BEGIN The records

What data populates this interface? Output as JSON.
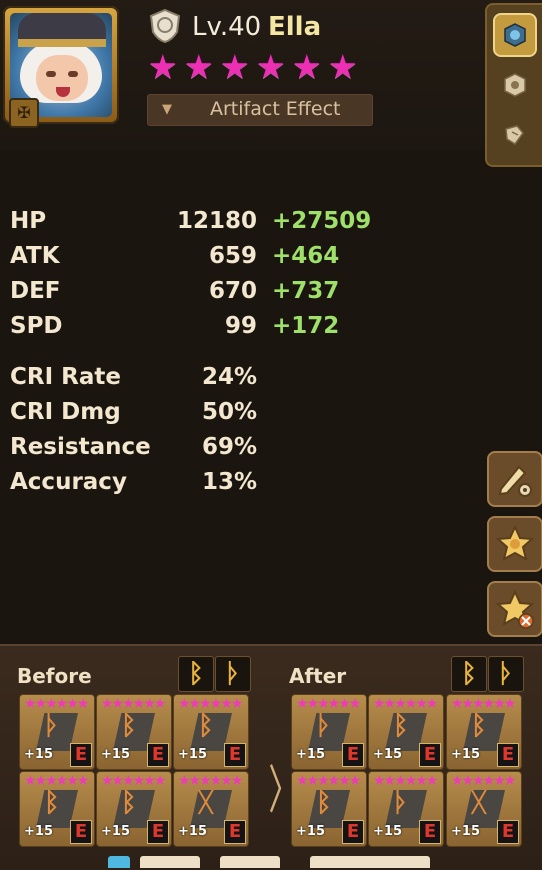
{
  "hero": {
    "level": "Lv.40",
    "name": "Ella",
    "stars": [
      "★",
      "★",
      "★",
      "★",
      "★",
      "★"
    ],
    "artifact_label": "Artifact Effect",
    "badge_icon": "cross-emblem-icon"
  },
  "stats": [
    {
      "label": "HP",
      "base": "12180",
      "bonus": "+27509"
    },
    {
      "label": "ATK",
      "base": "659",
      "bonus": "+464"
    },
    {
      "label": "DEF",
      "base": "670",
      "bonus": "+737"
    },
    {
      "label": "SPD",
      "base": "99",
      "bonus": "+172"
    }
  ],
  "secondary_stats": [
    {
      "label": "CRI Rate",
      "value": "24%"
    },
    {
      "label": "CRI Dmg",
      "value": "50%"
    },
    {
      "label": "Resistance",
      "value": "69%"
    },
    {
      "label": "Accuracy",
      "value": "13%"
    }
  ],
  "runes": {
    "before_label": "Before",
    "after_label": "After",
    "before": [
      {
        "stars": "★★★★★★",
        "glyph": "ᚦ",
        "level": "+15",
        "grade": "E"
      },
      {
        "stars": "★★★★★★",
        "glyph": "ᛒ",
        "level": "+15",
        "grade": "E"
      },
      {
        "stars": "★★★★★★",
        "glyph": "ᛒ",
        "level": "+15",
        "grade": "E"
      },
      {
        "stars": "★★★★★★",
        "glyph": "ᛒ",
        "level": "+15",
        "grade": "E"
      },
      {
        "stars": "★★★★★★",
        "glyph": "ᛒ",
        "level": "+15",
        "grade": "E"
      },
      {
        "stars": "★★★★★★",
        "glyph": "ᚷ",
        "level": "+15",
        "grade": "E"
      }
    ],
    "after": [
      {
        "stars": "★★★★★★",
        "glyph": "ᚦ",
        "level": "+15",
        "grade": "E"
      },
      {
        "stars": "★★★★★★",
        "glyph": "ᛒ",
        "level": "+15",
        "grade": "E"
      },
      {
        "stars": "★★★★★★",
        "glyph": "ᛒ",
        "level": "+15",
        "grade": "E"
      },
      {
        "stars": "★★★★★★",
        "glyph": "ᛒ",
        "level": "+15",
        "grade": "E"
      },
      {
        "stars": "★★★★★★",
        "glyph": "ᚦ",
        "level": "+15",
        "grade": "E"
      },
      {
        "stars": "★★★★★★",
        "glyph": "ᚷ",
        "level": "+15",
        "grade": "E"
      }
    ],
    "set_icons": [
      "ᛒ",
      "ᚦ"
    ]
  },
  "colors": {
    "bonus_green": "#9fe06a",
    "star_pink": "#ec2fb3",
    "grade_red": "#e0372d",
    "panel_gold": "#c39a3d"
  }
}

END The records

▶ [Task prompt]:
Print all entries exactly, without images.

▶ [Answer below]:
What data populates this interface? Output as JSON.
{
  "hero": {
    "level": "Lv.40",
    "name": "Ella",
    "stars": [
      "★",
      "★",
      "★",
      "★",
      "★",
      "★"
    ],
    "artifact_label": "Artifact Effect",
    "badge_icon": "cross-emblem-icon"
  },
  "stats": [
    {
      "label": "HP",
      "base": "12180",
      "bonus": "+27509"
    },
    {
      "label": "ATK",
      "base": "659",
      "bonus": "+464"
    },
    {
      "label": "DEF",
      "base": "670",
      "bonus": "+737"
    },
    {
      "label": "SPD",
      "base": "99",
      "bonus": "+172"
    }
  ],
  "secondary_stats": [
    {
      "label": "CRI Rate",
      "value": "24%"
    },
    {
      "label": "CRI Dmg",
      "value": "50%"
    },
    {
      "label": "Resistance",
      "value": "69%"
    },
    {
      "label": "Accuracy",
      "value": "13%"
    }
  ],
  "runes": {
    "before_label": "Before",
    "after_label": "After",
    "before": [
      {
        "stars": "★★★★★★",
        "glyph": "ᚦ",
        "level": "+15",
        "grade": "E"
      },
      {
        "stars": "★★★★★★",
        "glyph": "ᛒ",
        "level": "+15",
        "grade": "E"
      },
      {
        "stars": "★★★★★★",
        "glyph": "ᛒ",
        "level": "+15",
        "grade": "E"
      },
      {
        "stars": "★★★★★★",
        "glyph": "ᛒ",
        "level": "+15",
        "grade": "E"
      },
      {
        "stars": "★★★★★★",
        "glyph": "ᛒ",
        "level": "+15",
        "grade": "E"
      },
      {
        "stars": "★★★★★★",
        "glyph": "ᚷ",
        "level": "+15",
        "grade": "E"
      }
    ],
    "after": [
      {
        "stars": "★★★★★★",
        "glyph": "ᚦ",
        "level": "+15",
        "grade": "E"
      },
      {
        "stars": "★★★★★★",
        "glyph": "ᛒ",
        "level": "+15",
        "grade": "E"
      },
      {
        "stars": "★★★★★★",
        "glyph": "ᛒ",
        "level": "+15",
        "grade": "E"
      },
      {
        "stars": "★★★★★★",
        "glyph": "ᛒ",
        "level": "+15",
        "grade": "E"
      },
      {
        "stars": "★★★★★★",
        "glyph": "ᚦ",
        "level": "+15",
        "grade": "E"
      },
      {
        "stars": "★★★★★★",
        "glyph": "ᚷ",
        "level": "+15",
        "grade": "E"
      }
    ],
    "set_icons": [
      "ᛒ",
      "ᚦ"
    ]
  },
  "colors": {
    "bonus_green": "#9fe06a",
    "star_pink": "#ec2fb3",
    "grade_red": "#e0372d",
    "panel_gold": "#c39a3d"
  }
}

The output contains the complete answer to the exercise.